Given the deluge on Monday Craftsbury had put together an awesome course, about 250 altitude meters per lap. Adds up to 1000m altitude meters for the 50k – no cake walk. 50k times turned out about 5min faster than last year, so I felt pretty good about beating my 2009 time by 10min. Wes says that statistically you slow down by 0.9% every year beyond the age of 34 - always satisfactory to beat your odds J. (I do not beat those odds in 3000m track tests. 0.9% is about 6 seconds – pretty much exactly what I have been losing every year). Actually, at least in the short term for me the biggest driver of skiing speed is how often I get sick. This year I managed to avoid any serious colds, (knock on wood) maybe because I’ve been using the zinc spray that Andy put me on. The race started fast and furious. I skied with M1 Eric Eley of Stowe for the 2nd half of the first lap, and we caught back up to Reid Greenberg and Jesse Downs of Jerico VT at the end of lap 1. Earlier we had hung on to Eric Tremble – I had skied Jackson with him – but he took off and finished a great 11th in 2:42, repeating his great race of 2009. At some point Joel Bradley joined us as well and for the 2nd lap the 5 of us kept a nice train going. At the beginning of lap 3 our train suddenly fell apart. Reid and Jesse pulled away. Reid ended up 15th in just under 2:45. He is a kajaker with incredible upper body strength. I had skied Jackson with him last year and had marveled then at how he double polled parts of Yodel when his skis slipped. Eric and Joel dropped off behind me, I think Eric’s skis were a little slick. So I was on my own, for the first time in a long time because last year I had done both Jackson and Craftsbury ski to ski with Anson Moxness, then a Dartmouth Senior who was (still is?) dating Chris Nice’s daughter … Chris had quizzed me about Anson’s skiing politeness after the race. Anson must have graduated now and I haven’t seen him this winter. Lap 3 was challenging because there was so much passing of skiers from other waves, a little dicey in some of the downhills. I kept pushing pretty hard, felt good and stayed on the edge pretty much the entire race. I was completely spent in the end.
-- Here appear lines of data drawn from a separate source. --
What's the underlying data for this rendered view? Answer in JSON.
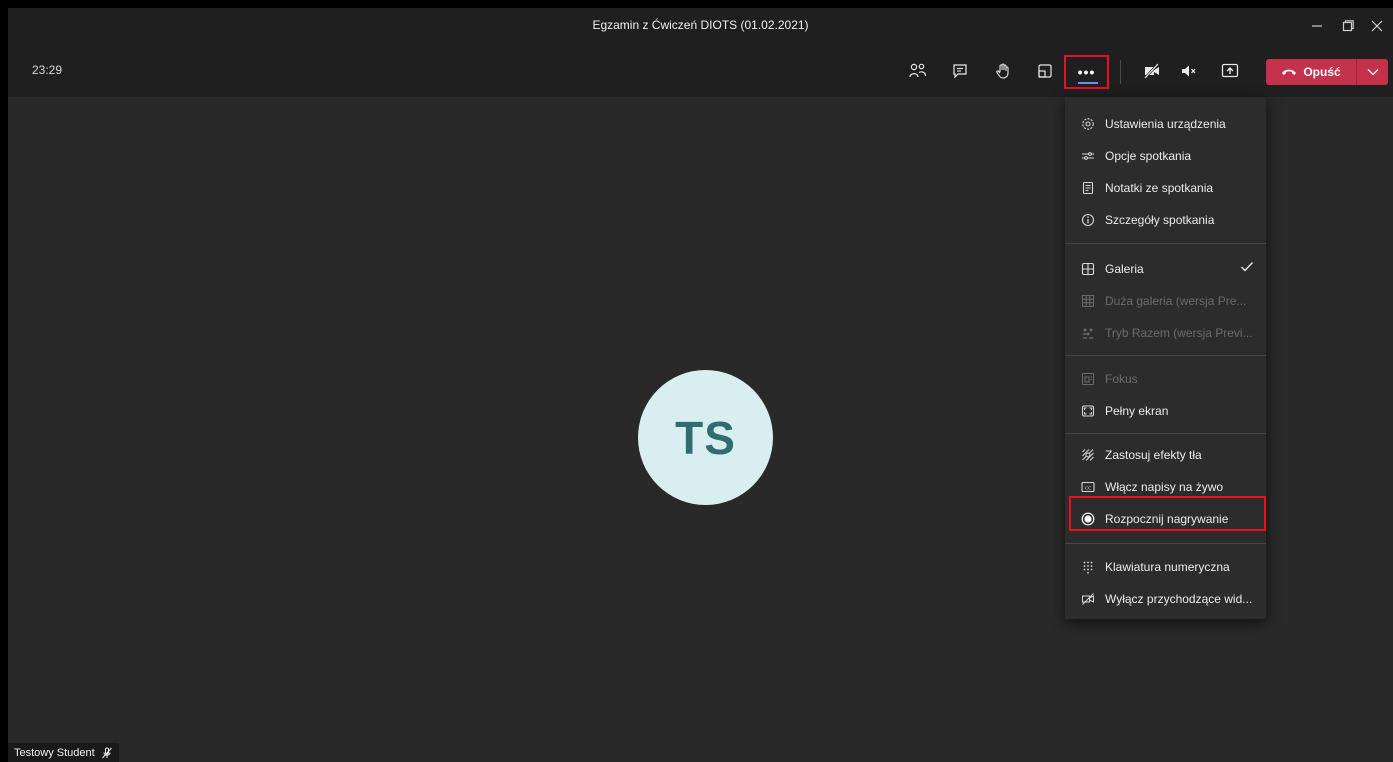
{
  "window": {
    "title": "Egzamin z Ćwiczeń DIOTS (01.02.2021)",
    "controls": [
      "minimize-icon",
      "restore-icon",
      "close-icon"
    ]
  },
  "toolbar": {
    "timer": "23:29",
    "buttons": [
      "participants-icon",
      "chat-icon",
      "raise-hand-icon",
      "rooms-icon",
      "more-actions-icon",
      "camera-off-icon",
      "mic-muted-icon",
      "share-screen-icon"
    ],
    "more_label": "•••",
    "leave_label": "Opuść",
    "accent_color": "#c4314b",
    "highlight_color": "#e81123"
  },
  "stage": {
    "avatar_initials": "TS",
    "participant_name": "Testowy Student"
  },
  "menu": {
    "items": [
      {
        "label": "Ustawienia urządzenia",
        "icon": "gear-icon",
        "disabled": false
      },
      {
        "label": "Opcje spotkania",
        "icon": "options-icon",
        "disabled": false
      },
      {
        "label": "Notatki ze spotkania",
        "icon": "notes-icon",
        "disabled": false
      },
      {
        "label": "Szczegóły spotkania",
        "icon": "info-icon",
        "disabled": false
      },
      {
        "label": "Galeria",
        "icon": "gallery-icon",
        "disabled": false,
        "checked": true
      },
      {
        "label": "Duża galeria (wersja Pre...",
        "icon": "large-gallery-icon",
        "disabled": true
      },
      {
        "label": "Tryb Razem (wersja Previ...",
        "icon": "together-mode-icon",
        "disabled": true
      },
      {
        "label": "Fokus",
        "icon": "focus-icon",
        "disabled": true
      },
      {
        "label": "Pełny ekran",
        "icon": "fullscreen-icon",
        "disabled": false
      },
      {
        "label": "Zastosuj efekty tła",
        "icon": "background-effects-icon",
        "disabled": false
      },
      {
        "label": "Włącz napisy na żywo",
        "icon": "captions-icon",
        "disabled": false
      },
      {
        "label": "Rozpocznij nagrywanie",
        "icon": "record-icon",
        "disabled": false,
        "highlighted": true
      },
      {
        "label": "Klawiatura numeryczna",
        "icon": "dialpad-icon",
        "disabled": false
      },
      {
        "label": "Wyłącz przychodzące wid...",
        "icon": "video-off-icon",
        "disabled": false
      }
    ]
  }
}
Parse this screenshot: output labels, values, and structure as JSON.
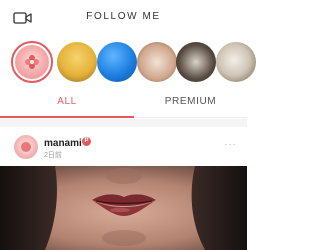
{
  "header": {
    "title": "FOLLOW ME",
    "camera_icon": "video-camera-icon"
  },
  "stories": [
    {
      "name": "story-avatar-self",
      "active": true
    },
    {
      "name": "story-avatar-2"
    },
    {
      "name": "story-avatar-3"
    },
    {
      "name": "story-avatar-4"
    },
    {
      "name": "story-avatar-5"
    },
    {
      "name": "story-avatar-6"
    }
  ],
  "tabs": {
    "all": "ALL",
    "premium": "PREMIUM",
    "active": "ALL"
  },
  "colors": {
    "accent": "#e25a5e"
  },
  "post": {
    "username": "manami",
    "badge": "P",
    "time": "2日前",
    "more": "···"
  }
}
Looking through the results it is great to see so many of our CSU Junior alums doing really well. Matt Briggs from Concord who is now training with the Green team at Craftsbury was 6th in just under 2:38, Dartmouth Senior Matt Trueheart from Concord finished 9th in 2:41isth – probably his best marathon ever: Congrats! Ollie Burruss - also with the Green team came in 18th, I have not talked with him yet after the race but it looks like he ran into problems in the second half.
Anyway, it was a great feast of skiing and companionship. Lots of great results for all of CSU, I won’t attempt to list them here – just waiting for your stories.